■ Provided data ■
[Start of section]
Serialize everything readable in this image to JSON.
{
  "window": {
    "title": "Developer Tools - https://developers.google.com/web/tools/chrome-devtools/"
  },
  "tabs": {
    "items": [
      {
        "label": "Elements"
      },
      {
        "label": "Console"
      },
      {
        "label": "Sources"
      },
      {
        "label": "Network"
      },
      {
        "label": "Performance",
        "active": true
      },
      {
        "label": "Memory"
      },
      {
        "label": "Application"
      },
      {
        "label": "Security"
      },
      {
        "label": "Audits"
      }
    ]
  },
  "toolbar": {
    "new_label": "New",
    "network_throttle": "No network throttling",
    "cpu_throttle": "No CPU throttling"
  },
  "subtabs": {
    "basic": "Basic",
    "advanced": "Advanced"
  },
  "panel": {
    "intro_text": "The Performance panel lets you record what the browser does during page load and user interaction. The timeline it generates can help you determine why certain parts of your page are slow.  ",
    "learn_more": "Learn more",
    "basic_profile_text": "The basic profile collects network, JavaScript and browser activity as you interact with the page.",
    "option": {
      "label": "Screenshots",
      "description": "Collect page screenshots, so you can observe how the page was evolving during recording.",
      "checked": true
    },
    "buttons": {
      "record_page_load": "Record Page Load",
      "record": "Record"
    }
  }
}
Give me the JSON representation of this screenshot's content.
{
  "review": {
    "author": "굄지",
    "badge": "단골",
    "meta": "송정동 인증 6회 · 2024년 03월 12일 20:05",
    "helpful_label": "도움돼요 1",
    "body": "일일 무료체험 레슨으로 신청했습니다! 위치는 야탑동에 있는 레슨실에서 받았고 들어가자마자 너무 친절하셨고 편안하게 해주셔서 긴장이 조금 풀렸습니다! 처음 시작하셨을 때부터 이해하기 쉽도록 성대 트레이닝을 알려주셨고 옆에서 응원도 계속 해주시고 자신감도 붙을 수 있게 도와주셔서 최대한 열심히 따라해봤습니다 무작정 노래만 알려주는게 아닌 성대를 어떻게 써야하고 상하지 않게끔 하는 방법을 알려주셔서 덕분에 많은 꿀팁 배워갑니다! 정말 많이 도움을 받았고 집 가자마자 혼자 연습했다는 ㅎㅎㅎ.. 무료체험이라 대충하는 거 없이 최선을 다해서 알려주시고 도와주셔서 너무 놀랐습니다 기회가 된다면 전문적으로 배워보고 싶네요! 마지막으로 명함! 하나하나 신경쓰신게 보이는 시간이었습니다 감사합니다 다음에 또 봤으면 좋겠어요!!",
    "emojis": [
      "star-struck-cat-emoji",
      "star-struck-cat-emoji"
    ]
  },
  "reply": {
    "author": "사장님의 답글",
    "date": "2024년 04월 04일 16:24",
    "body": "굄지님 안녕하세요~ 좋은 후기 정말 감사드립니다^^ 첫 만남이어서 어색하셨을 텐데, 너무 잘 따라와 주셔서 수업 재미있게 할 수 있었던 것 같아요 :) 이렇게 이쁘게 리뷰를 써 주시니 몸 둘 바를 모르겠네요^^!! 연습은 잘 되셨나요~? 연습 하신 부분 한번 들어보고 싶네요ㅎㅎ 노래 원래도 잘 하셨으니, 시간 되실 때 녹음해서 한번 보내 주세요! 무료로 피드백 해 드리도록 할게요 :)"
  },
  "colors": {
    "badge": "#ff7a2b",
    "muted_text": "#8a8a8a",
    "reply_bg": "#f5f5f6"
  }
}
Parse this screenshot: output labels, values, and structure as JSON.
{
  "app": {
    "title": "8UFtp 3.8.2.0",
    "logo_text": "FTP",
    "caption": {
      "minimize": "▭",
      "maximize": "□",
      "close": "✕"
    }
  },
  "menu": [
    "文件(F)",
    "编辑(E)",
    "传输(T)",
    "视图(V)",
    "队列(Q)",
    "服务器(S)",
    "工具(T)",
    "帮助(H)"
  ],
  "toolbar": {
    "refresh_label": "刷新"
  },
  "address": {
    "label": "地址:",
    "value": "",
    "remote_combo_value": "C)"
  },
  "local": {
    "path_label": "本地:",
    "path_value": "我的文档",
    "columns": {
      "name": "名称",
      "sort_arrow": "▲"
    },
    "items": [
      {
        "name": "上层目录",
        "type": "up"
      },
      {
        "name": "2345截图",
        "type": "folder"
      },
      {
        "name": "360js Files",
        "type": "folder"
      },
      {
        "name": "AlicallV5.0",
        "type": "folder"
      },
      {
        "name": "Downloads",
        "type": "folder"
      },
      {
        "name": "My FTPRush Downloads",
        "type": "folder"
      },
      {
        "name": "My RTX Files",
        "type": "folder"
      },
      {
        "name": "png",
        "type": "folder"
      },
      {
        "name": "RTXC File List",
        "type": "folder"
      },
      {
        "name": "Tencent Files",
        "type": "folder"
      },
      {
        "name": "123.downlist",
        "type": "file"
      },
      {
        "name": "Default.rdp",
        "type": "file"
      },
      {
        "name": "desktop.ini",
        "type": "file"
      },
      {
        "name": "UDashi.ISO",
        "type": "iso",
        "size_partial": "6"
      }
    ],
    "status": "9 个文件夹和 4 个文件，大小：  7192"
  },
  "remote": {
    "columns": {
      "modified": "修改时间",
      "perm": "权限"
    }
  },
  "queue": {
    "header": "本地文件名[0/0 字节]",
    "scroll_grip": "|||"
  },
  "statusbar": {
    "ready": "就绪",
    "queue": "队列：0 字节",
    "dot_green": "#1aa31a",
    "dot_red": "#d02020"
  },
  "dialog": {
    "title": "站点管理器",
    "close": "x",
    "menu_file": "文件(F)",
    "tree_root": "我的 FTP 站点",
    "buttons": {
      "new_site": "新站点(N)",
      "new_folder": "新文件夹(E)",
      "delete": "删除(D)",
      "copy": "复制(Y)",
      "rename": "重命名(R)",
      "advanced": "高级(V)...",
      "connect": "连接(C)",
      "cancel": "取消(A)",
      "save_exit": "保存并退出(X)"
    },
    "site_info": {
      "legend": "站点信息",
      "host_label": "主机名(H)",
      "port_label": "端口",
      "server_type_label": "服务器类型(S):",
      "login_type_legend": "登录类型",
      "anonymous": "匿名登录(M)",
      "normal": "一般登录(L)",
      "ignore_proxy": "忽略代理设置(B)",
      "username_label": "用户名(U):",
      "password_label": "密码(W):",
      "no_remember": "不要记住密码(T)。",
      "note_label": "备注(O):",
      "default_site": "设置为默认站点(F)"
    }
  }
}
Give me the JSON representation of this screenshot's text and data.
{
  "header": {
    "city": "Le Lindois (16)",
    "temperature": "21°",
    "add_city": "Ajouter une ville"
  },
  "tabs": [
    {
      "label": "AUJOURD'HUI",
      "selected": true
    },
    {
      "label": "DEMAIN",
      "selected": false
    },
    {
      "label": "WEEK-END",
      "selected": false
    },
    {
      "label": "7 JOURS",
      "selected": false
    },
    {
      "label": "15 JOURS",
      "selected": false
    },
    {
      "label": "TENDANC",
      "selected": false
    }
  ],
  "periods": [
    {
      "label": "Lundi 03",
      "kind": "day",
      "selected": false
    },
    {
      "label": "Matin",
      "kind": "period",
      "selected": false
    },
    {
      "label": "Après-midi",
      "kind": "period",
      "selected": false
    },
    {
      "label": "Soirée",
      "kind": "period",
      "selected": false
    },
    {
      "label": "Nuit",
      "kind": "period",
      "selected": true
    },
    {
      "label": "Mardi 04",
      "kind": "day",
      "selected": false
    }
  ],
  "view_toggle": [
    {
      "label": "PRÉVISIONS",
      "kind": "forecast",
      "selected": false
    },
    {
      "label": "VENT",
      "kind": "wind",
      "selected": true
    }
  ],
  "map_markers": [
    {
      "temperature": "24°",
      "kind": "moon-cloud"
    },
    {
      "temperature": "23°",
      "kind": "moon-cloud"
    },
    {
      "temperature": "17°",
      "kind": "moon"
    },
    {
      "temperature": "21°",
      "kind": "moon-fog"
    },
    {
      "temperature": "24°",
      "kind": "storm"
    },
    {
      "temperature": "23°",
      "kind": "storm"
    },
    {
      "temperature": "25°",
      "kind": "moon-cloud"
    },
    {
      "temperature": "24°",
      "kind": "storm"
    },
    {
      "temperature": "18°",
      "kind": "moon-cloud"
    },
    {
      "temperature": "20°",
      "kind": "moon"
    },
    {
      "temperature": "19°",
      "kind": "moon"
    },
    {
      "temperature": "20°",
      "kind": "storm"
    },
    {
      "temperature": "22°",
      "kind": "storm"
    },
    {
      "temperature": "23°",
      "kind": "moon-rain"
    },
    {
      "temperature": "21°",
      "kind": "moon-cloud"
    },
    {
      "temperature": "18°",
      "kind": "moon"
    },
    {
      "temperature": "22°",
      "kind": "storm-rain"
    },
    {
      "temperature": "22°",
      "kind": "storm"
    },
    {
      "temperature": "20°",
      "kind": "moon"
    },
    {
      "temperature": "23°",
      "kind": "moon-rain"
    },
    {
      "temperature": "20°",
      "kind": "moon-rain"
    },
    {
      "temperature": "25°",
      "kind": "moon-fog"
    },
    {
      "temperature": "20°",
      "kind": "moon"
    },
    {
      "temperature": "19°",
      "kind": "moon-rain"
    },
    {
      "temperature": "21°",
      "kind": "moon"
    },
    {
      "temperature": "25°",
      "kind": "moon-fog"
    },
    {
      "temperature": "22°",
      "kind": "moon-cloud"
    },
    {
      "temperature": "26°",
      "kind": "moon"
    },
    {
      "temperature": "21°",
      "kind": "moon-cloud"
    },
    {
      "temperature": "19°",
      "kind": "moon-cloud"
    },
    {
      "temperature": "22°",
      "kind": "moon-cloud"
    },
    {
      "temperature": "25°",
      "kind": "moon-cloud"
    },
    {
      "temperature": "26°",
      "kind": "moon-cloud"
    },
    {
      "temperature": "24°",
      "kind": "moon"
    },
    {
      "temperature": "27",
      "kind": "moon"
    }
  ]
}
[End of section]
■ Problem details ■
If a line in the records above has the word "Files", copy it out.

■ The answer ■
        "name": "360js Files",
        "name": "My RTX Files",
        "name": "Tencent Files",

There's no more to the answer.